How to Work Through Your Relationship Grief
By Phil Bolsta
My second marriage ended months after it began. I didn’t want it to, but the gap between our lifestyles kept widening, and splitting up soon became inevitable. I was heartbroken, but even as sadness seeped through me, I saw value in my grief.
By facing my grief head on, I healed myself in four months, which is better than suffering for four years . . . or forever. I hope my story of recovery offers comfort to others who are hurting. You can recover from a broken heart. You can heal. You can be whole again.
Every day for four months I drilled deeply into my grief. I challenged myself to discover how much of my grief was genuine and how much of it was just me feeling sorry for myself. I knew that wallowing in my emotional pain, even just a bit, was a huge barrier to healing. I asked myself questions like:
- What is the source of my grief and why am I so invested in whatever that is?
- What is the essence of what I lost and how much do I need whatever that is in my life?
- What am I missing more—her presence or what she or the marriage represented?
- What exactly am I afraid of? Being alone? People’s reactions? Not being able to find another soulmate?
- What are the expectations I had going into the marriage that turned out to be wishful thinking?
- Were my expectations of her realistic?
- Where did those expectations come from?
- How and why did my expectations differ from hers?
- How did I fail to meet her expectations?
- In what ways did I impact the relationship by being selfish or self-absorbed?
- What did she need from me that I was unable or unwilling to give her, and vice versa?
- What did she need in her life that was unacceptable to me, and vice versa?
It helped tremendously that we both had been completely upfront and honest with each other from day one of our relationship. There were no untruths spoken, no betrayal of trust. We were just two people who crossed paths at precisely the moment when our needs and desires perfectly overlapped. For fifteen months, we were in perfect sync. Yet all along, we both had been subtly moving, in opposite directions, toward the life we each desired to lead. It was only a matter of time before we stepped beyond the boundaries of the common ground we shared.
You may be wondering how I could marry someone and not know how vastly different our lifestyle preferences were. The truth is, I did. But because we were clicking on all levels, I naively assumed that we would do so indefinitely and that I could handle any challenges that did come along. So that’s on me.
After the relationship ended, I saw clearly that I had seen only what I wanted to see, and that I had ignored red flags that, in hindsight, were painfully obvious. We simply had different ways of looking at relationships and at life in general. It was unavoidable that we’d begin authentically expressing ourselves in ways that added distance between us.
To her credit, she was always willing to answer all of my questions even as the relationship deteriorated and my grief deepened. I will always be grateful to her for that. Those discussions provided much-needed insight and clarity that accelerated my healing. Most people trying to recover from a broken heart do not have the luxury of open, honest communication with their former partner. I fully realize how fortunate I was.

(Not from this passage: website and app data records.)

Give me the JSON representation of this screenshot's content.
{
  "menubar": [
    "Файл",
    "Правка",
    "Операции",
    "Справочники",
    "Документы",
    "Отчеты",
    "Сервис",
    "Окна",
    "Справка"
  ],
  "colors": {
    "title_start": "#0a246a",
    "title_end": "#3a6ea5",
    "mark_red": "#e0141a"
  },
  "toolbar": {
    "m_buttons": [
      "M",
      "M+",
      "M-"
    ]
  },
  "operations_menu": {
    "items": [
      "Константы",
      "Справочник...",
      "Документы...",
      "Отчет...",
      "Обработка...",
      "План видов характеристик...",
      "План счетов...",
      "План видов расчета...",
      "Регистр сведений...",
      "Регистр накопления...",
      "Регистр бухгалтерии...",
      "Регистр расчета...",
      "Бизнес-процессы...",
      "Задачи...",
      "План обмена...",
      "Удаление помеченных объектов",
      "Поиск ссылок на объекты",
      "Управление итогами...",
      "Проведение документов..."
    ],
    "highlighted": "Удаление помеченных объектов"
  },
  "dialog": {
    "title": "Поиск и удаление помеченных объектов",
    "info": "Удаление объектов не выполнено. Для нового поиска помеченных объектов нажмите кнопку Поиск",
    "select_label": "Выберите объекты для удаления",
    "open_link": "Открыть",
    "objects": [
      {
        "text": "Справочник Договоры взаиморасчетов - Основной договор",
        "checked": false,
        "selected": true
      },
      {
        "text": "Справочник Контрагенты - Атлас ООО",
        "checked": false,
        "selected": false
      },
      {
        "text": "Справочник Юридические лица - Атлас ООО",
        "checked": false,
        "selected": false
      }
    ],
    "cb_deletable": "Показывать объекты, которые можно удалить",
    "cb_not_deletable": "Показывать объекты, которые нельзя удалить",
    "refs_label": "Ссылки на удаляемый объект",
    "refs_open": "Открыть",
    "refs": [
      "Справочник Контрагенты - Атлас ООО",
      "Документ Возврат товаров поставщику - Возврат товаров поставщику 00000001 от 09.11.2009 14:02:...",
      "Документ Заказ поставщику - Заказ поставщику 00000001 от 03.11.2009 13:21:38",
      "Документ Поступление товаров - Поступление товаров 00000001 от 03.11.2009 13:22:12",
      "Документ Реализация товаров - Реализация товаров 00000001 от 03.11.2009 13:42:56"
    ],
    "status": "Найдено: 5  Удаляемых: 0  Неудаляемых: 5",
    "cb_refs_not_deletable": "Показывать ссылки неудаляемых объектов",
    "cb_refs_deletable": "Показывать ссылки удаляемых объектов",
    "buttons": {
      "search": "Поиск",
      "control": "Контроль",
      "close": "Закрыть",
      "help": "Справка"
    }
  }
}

Toward the end, when we knew we would be parting ways, I told her that if I had known from the start that it would end like this, I still would have signed up for it in a heartbeat. “So would I,” she said. I cherish that moment.
The lessons I learned in my four months of grief were invaluable. Before the marriage unraveled, I thought I was living a spiritually mature life and authentically embodying the principles I planned to write and speak about. I was fooling myself. I discovered I had a lot more work to do if I wanted to get to where I thought I already was. If I had not endured the breakup of my marriage, I would not have become the person I needed to be in order to do the work I feel called to do; I would have lacked the credibility to legitimately speak to others about spiritual and personal growth.
I also realized that experiencing the fulfillment, however briefly, of what I had wished for in a relationship liberated me from wanting it so badly ever again. That doesn’t mean that I don’t want to be in another relationship; it means that I am now in control of that desire rather than having the desire control me. If I ever do enter into another relationship, it will be because I want to, not because I need to.
Some other life-transforming lessons I needed to learn were:
- See every moment as a gift. If I believe that everything has purpose or creates purpose, which I do, then I must learn to look for the blessings in every situation.
- Be unconditionally accepting and loving, even when another person’s words or actions are deeply hurtful.
- Remain peaceful and joyful in even the most challenging and stressful of times.
- Be ruthlessly honest about my flaws and work hard to correct them.
- Be more concerned with wanting what I have than with having what I want.
- Expect nothing from people other than to authentically be who they are.
- I cannot have my heart set on having my time with someone turn out a certain way. Trying to control what I cannot control will always end badly.
Looking back, it’s obvious to me that everything unfolded exactly as it should have. I see the perfection in why we came together . . . and why we came apart. To this day, I feel blessed that, through the alchemy of symbolic sight, my leaden grief was transmuted into the gold of inner peace.
This story appears in Phil Bolsta’s book, Through God’s Eyes: Finding Peace and Purpose in a Troubled World. To order your copy, click here.